═════ RAW DATA ═════
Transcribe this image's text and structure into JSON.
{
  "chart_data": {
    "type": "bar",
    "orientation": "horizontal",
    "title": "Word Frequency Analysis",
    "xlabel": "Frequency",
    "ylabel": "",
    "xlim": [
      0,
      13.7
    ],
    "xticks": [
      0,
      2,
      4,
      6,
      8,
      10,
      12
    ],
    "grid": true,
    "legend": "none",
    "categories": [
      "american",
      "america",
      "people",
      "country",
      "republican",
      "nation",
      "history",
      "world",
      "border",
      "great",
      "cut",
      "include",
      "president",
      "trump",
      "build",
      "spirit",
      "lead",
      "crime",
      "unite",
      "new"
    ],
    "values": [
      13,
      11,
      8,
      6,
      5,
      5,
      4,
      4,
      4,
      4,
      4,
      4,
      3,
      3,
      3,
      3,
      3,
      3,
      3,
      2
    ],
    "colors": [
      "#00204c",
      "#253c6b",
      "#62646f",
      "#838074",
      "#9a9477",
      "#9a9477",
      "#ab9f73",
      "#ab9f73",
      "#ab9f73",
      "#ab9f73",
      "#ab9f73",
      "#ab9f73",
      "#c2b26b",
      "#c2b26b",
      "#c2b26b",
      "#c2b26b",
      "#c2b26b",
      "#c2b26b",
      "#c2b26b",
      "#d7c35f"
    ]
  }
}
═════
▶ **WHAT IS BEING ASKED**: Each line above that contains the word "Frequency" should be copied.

▶ **TASK RESULT**:
    "title": "Word Frequency Analysis",
    "xlabel": "Frequency",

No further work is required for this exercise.